# EXERCISE
Return all lines of the records that contain the word "kind".
--------
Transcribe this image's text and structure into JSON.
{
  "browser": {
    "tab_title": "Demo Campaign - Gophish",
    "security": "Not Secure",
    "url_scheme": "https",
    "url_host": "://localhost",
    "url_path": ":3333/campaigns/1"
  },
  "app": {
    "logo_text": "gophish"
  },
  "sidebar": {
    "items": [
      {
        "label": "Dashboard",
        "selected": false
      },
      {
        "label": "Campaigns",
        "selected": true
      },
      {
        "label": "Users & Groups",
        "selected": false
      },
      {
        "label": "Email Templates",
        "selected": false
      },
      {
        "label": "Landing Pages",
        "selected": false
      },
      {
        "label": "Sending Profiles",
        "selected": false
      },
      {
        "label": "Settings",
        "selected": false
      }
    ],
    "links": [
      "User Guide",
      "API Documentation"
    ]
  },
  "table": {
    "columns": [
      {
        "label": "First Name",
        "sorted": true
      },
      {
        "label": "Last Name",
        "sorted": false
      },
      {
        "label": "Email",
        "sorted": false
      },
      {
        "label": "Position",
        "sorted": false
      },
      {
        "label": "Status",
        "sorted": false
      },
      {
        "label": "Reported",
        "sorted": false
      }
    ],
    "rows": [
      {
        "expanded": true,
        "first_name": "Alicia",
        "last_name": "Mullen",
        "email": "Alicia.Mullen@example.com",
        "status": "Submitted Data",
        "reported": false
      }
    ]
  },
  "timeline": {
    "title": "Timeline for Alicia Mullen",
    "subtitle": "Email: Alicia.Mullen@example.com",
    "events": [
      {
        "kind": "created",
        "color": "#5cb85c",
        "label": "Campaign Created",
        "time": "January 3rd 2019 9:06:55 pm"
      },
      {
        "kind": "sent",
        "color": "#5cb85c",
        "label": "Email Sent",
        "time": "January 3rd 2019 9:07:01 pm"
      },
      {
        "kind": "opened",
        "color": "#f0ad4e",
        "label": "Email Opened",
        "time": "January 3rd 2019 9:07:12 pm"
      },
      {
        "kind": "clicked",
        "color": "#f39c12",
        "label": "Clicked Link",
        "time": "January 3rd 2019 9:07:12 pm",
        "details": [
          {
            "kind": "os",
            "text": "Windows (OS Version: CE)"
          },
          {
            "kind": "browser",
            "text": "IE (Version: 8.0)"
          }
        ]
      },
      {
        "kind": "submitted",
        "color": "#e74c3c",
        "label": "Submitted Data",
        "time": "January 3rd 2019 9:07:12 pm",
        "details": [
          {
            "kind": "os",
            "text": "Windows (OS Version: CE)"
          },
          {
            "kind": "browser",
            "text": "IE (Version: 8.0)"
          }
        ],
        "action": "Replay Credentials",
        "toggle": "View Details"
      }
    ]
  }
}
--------
# RESPONSE TO THE TASK
        "kind": "created",
        "kind": "sent",
        "kind": "opened",
        "kind": "clicked",
            "kind": "os",
            "kind": "browser",
        "kind": "submitted",
            "kind": "os",
            "kind": "browser",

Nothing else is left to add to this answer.